Since then, MUCOTA has grown to be really popular in Singapore and is often used by salons around Singapore for soft rebonding.
There are three different types of MUCOTA rebonding treatments and Focus Hairdressing is one of the few salons that carry all three types.
Agent G has also tried it out as a perm and loved the results! Check out her experience here if you are interested.
Other than the Shiseido, L'Oreal, MUCOTA, there are other lesser known chemical brands which has yielded good feedback among salons in Singapore.
A lesser known brand in Singapore but vastly popular in Japan and other parts of the world, Milbon Liscio is now available in Singapore at Branche Hair Salon.
Milbon Liscio is the first rebonding treatment allowed for use in Japanese salons. Due to its suitability even for Caucasian hair, Milbon Liscio is still the chemical often used for Japanese Hair Straightening in the US.
Other than the usual straightening effects, Milbon Liscio is very popular as it incorporates a lot of treatments within the hair service, giving the rebonded hair natural bounce and volume. Similar to Shiseido and L’Oreal, Milbon Liscio is also formaldehyde-free.
The difference between Arimino, Shiseido and L’Oreal is that Arimino’s formulation is milder and contains a lot more treatments and conditioning. This makes Arimino more suitable for hair that is dry or hair that has previously undergone multiple chemical treatments.
Dissatisfied with current types of straightening lotions in the market, the owner of COVO Hair Salon is one of the few salons which has produced its own rebonding and perming lotion in Japan!
This blend can be made to order according to your hair condition; if your hair is healthy, the chemical mix can be made stronger and if the hair is damaged, it can be made weaker to avoid further damage. The result is a softer straightening effect than what is seen in usual rebonding in other salons. The rebonding blend itself also contains a lot of hair treatment ingredients to strengthen the hair. This makes it suitable even for thinner Caucasian hair, which has seen great results at COVO!
Overall, many of the hair chemical brands are similar. They offer chemicals of different hair strengths to give better results for hair of different hair condition and texture. However, some are still stronger / milder than others, making it more suitable for a particular type of hair. It is therefore best to do a little bit more research and ask your trusted stylist for advice on what suits you best!
A final factor that may affect the result of rebonding other than technique, design and chemicals is the tools and machinery used during the rebonding process. Although this possibly affects perm more than rebonding, the rise of rebonding perm hybrid makes this factor increasingly important.
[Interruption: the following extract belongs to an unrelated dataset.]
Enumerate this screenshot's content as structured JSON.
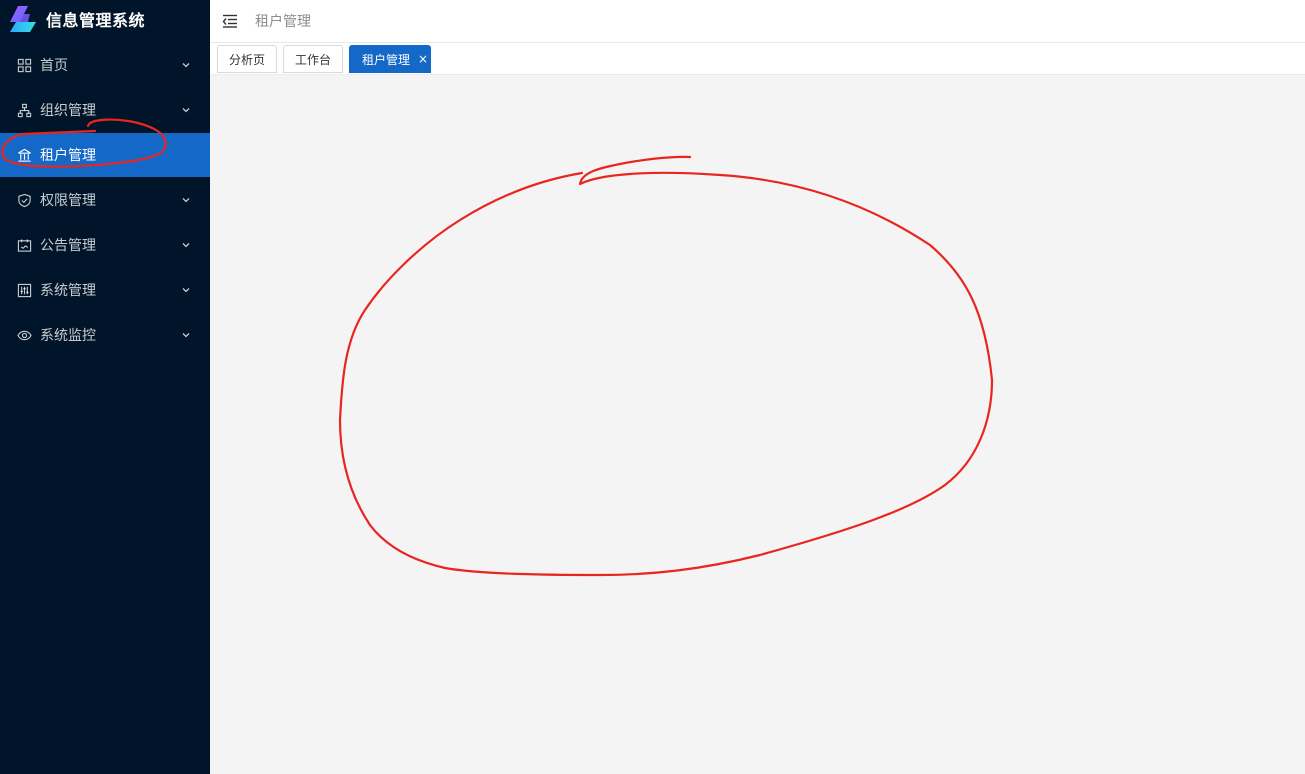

Pro Trim Korean Salon at JEM, for example, claims that it uses specially imported irons that make it easy for stylists to make the hair curly or naturally straight, giving natural-looking volume rebonding results. Needless to say, the irons are also a trade secret.
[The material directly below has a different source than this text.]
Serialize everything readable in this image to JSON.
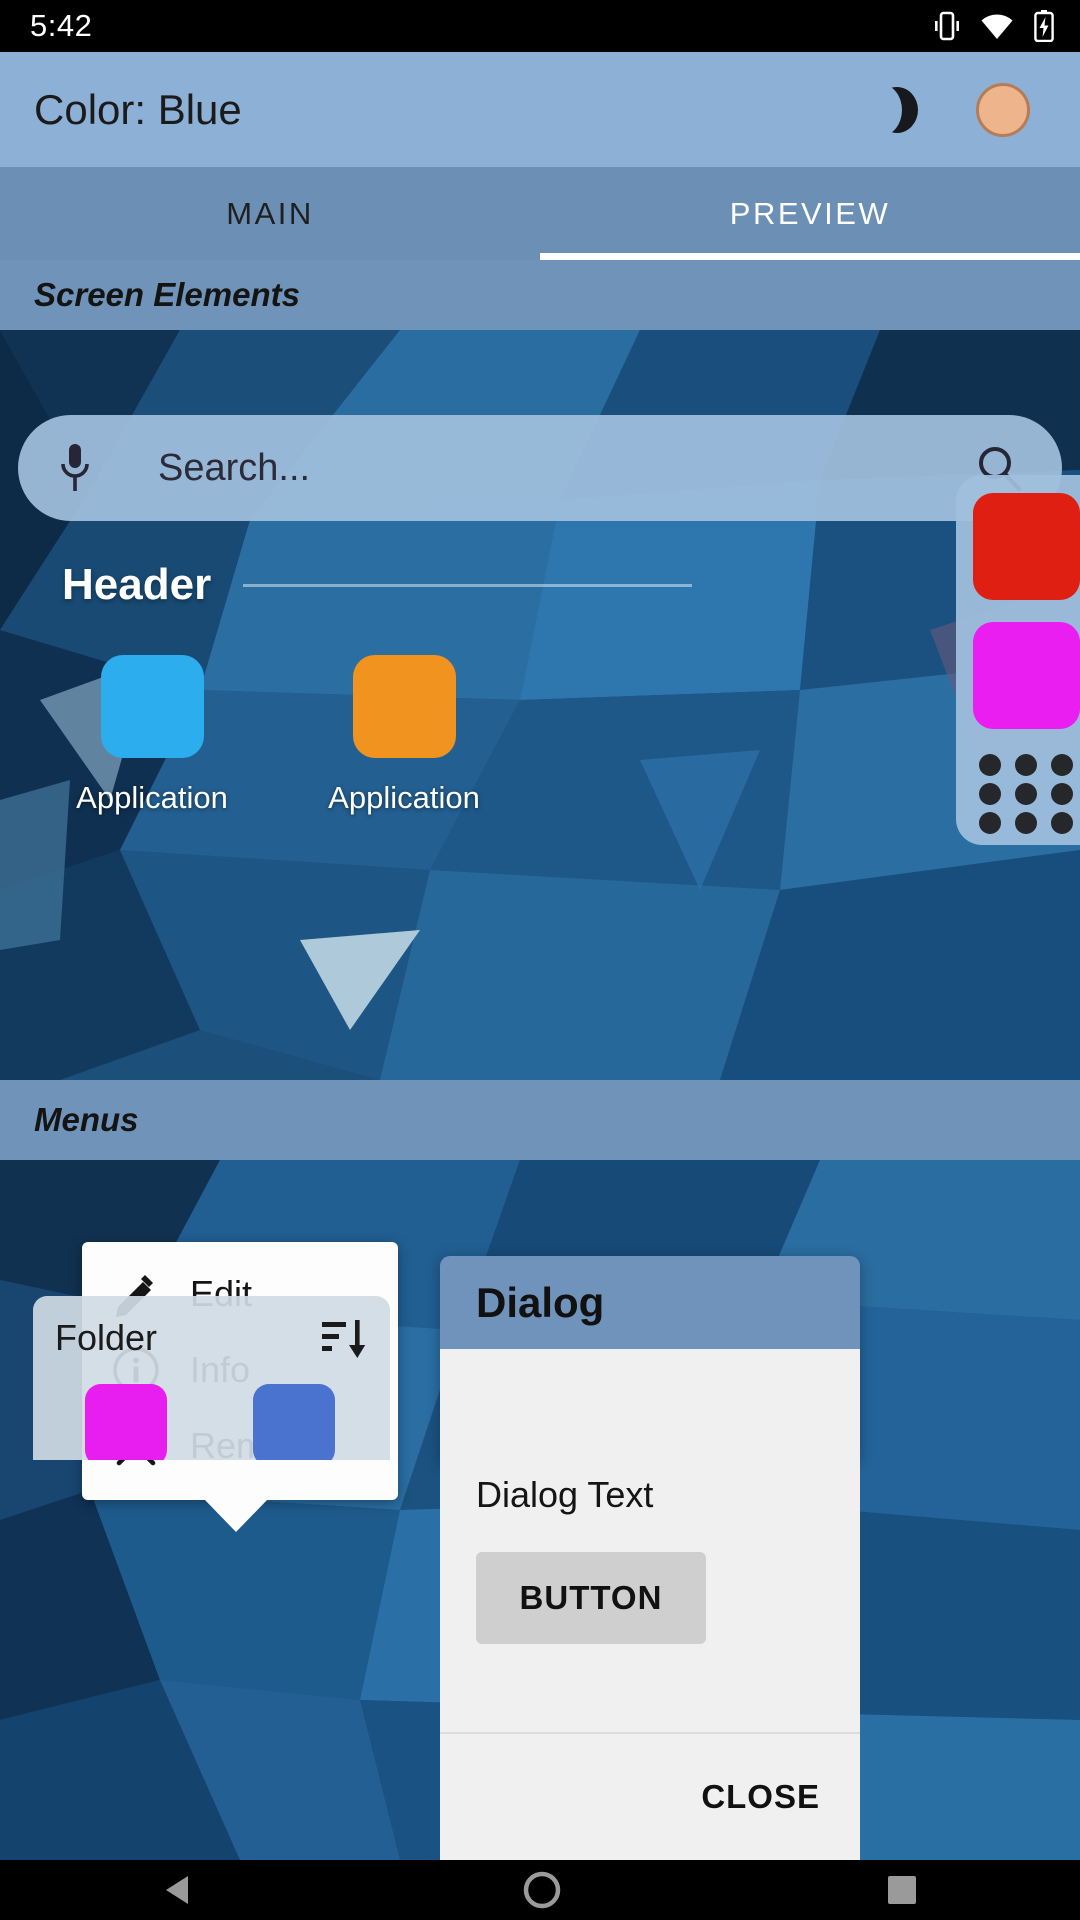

Zinc Korean Hair Salon also seem to bring in many new machines every few months. There's always something whenever I go back for a perm or a volume rebonding.
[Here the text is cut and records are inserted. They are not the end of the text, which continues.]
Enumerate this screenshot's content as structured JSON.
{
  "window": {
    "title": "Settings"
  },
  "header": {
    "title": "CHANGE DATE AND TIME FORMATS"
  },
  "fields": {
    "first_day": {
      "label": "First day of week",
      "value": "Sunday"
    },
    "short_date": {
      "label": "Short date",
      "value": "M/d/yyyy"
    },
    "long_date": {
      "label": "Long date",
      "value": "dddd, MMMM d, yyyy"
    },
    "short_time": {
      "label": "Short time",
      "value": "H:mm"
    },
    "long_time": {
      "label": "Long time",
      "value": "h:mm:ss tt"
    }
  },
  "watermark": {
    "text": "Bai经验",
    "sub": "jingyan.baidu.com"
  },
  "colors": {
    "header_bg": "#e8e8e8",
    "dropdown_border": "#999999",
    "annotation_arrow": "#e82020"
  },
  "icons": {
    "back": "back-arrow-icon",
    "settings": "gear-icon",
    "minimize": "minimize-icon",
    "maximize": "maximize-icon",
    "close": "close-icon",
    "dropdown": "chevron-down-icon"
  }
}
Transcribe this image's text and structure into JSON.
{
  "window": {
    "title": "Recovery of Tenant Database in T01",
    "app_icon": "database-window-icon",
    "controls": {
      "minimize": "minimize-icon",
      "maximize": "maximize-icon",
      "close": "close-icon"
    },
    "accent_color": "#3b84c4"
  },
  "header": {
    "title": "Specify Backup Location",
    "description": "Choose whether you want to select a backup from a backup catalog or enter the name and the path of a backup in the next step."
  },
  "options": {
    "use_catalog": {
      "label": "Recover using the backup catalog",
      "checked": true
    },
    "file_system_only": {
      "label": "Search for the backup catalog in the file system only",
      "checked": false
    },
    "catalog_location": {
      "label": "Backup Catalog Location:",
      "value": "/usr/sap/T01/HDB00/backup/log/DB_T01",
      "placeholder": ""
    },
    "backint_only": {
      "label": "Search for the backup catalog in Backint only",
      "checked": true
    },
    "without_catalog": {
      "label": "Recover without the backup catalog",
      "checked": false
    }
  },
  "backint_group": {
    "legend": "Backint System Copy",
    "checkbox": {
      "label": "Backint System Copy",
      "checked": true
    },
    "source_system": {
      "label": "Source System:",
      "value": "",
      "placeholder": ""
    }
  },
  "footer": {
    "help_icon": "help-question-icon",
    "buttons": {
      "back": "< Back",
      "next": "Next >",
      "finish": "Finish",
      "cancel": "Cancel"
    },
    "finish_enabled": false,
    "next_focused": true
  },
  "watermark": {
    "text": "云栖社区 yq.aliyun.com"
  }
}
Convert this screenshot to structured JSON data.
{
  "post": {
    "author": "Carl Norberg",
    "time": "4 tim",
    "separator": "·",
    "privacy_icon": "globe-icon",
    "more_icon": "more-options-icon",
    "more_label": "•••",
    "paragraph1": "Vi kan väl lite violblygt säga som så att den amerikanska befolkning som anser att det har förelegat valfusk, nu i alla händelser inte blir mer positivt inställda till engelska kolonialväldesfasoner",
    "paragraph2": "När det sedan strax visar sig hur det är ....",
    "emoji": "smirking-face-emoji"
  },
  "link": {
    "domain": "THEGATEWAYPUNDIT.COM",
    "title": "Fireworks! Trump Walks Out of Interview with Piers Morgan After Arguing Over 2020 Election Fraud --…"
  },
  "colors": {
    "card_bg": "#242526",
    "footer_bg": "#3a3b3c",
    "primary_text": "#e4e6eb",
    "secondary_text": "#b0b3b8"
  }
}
Technique, Design, Chemicals and Tools aside, the most important factor in determining whether the rebonding will turn out well is possibly your hairstylist.
With the right skill, experience and communication, a great stylist should be able to give you the rebonding style that you've always dreamed of.
We note however that few stylists are good at explaining the theory of rebonding to you, the way we have done so in the past 2 articles. So if explanation and theory is important to you, we would recommend stylists such as Veyond from Chez Vous Hair Salon who are excellent both skill-wise and even in terms of explanation.
If not, many of the salons we've mentioned such as Act Point Salon, Focus Hairdressing and Pro Trim Korean Salon are also great alternatives particularly if you are looking for reliable rebonding services at reasonable prices!
Do you have any more queries about rebonding?
Share your questions with us below!